How has your culture influenced your equestrian lifestyle?
The Korean side of my family had lots of pets and animals in their household and they always treated them like members of our family. This value has taught me to always treat my horse as I would want to be treated. I take great value in the little things. Such as always giving my horse a treat, brushing her, and just treating her as good as I can no matter what kind of day we might be having.
What challenges have you faced as an equestrian of color?
The Korean side of my family isn’t always the most supportive of me riding competitively. It isn’t a common activity in my family so it is really hard for them to understand why I do it and why I love it so much.
Also, people in the equestrian industry often assume I am not in touch with the Korean side of myself, which is totally untrue. I proudly celebrate Korean traditions with my family. I can speak and write Korean fluently, and I have indulged myself in every part of Korean culture. I wish we could normalize celebrating racial and ethnic diversity in our sport.
In what way have you been most disappointed as an equestrian of color?

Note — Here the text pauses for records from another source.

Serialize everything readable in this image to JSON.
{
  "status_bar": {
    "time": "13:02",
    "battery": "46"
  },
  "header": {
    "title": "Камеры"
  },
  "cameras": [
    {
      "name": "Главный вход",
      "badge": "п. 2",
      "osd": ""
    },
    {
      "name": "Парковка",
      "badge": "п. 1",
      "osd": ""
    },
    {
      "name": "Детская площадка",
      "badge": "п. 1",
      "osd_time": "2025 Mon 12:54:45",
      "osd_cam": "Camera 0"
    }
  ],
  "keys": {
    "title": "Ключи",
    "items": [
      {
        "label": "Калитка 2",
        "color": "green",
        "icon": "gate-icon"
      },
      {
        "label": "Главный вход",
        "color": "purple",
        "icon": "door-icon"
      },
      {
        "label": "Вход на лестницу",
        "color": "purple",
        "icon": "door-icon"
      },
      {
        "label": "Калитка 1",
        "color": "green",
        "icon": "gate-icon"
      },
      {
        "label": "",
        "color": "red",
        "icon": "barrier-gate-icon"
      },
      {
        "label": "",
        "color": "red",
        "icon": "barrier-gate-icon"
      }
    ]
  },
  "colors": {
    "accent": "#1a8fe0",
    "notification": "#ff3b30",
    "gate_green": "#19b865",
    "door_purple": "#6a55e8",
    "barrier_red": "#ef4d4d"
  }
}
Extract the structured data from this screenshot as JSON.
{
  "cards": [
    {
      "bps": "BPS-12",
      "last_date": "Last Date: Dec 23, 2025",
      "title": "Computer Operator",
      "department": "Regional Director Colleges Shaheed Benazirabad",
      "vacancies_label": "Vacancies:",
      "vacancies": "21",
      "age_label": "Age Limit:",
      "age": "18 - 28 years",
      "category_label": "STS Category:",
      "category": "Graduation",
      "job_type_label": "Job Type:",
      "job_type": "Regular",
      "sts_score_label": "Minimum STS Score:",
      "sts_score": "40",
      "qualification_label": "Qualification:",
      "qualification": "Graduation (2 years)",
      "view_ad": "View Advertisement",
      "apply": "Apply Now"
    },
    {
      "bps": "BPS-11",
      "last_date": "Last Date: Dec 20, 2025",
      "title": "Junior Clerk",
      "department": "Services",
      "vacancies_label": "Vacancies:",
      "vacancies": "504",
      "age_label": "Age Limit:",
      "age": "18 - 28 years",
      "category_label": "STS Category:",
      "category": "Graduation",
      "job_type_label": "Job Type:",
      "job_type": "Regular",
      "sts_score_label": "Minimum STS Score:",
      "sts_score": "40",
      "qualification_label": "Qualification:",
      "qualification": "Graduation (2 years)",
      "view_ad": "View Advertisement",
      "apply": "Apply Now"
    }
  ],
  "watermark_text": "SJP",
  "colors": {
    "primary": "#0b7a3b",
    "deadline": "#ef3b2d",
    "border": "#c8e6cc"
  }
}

I am disappointed about how blind some members of our community are to the inequalities that equestrians of color experience. Sometimes I feel like some people are living in a bubble. That they are unaware of POC experiences in general. Given the elitist history of our sport, I think it’s important to start actively advocating to make this amazing sport more inclusive and accessible to all people no matter what their background is.
What is your happiest or proudest moment as an equestrian?
My proudest moment was during the 2020 season when my horse Truly and I won a round of the Children’s Hunters with a score of 88. Truly was a super green and sensitive horse and it seemed like not a lot of people had faith that he and I could succeed. This was our first show after moving barns before the pandemic and after months of prep and practice once our barn reopened. Truly and I never really had success in the show ring until this moment.
What words of encouragement would you have for other equestrians of color or people of color considering becoming equestrians?
This might sound cliche, but I would just say stick to what you love and don’t let anyone tell you that you’re out of place. As long as you’re being yourself you’re in the right place.
Personally, riding and being around horses has been the best part of my life. I would totally recommend getting involved with the sport in any way you can.
Jeni Jo Photography is an equestrian portrait photographer based in Washington state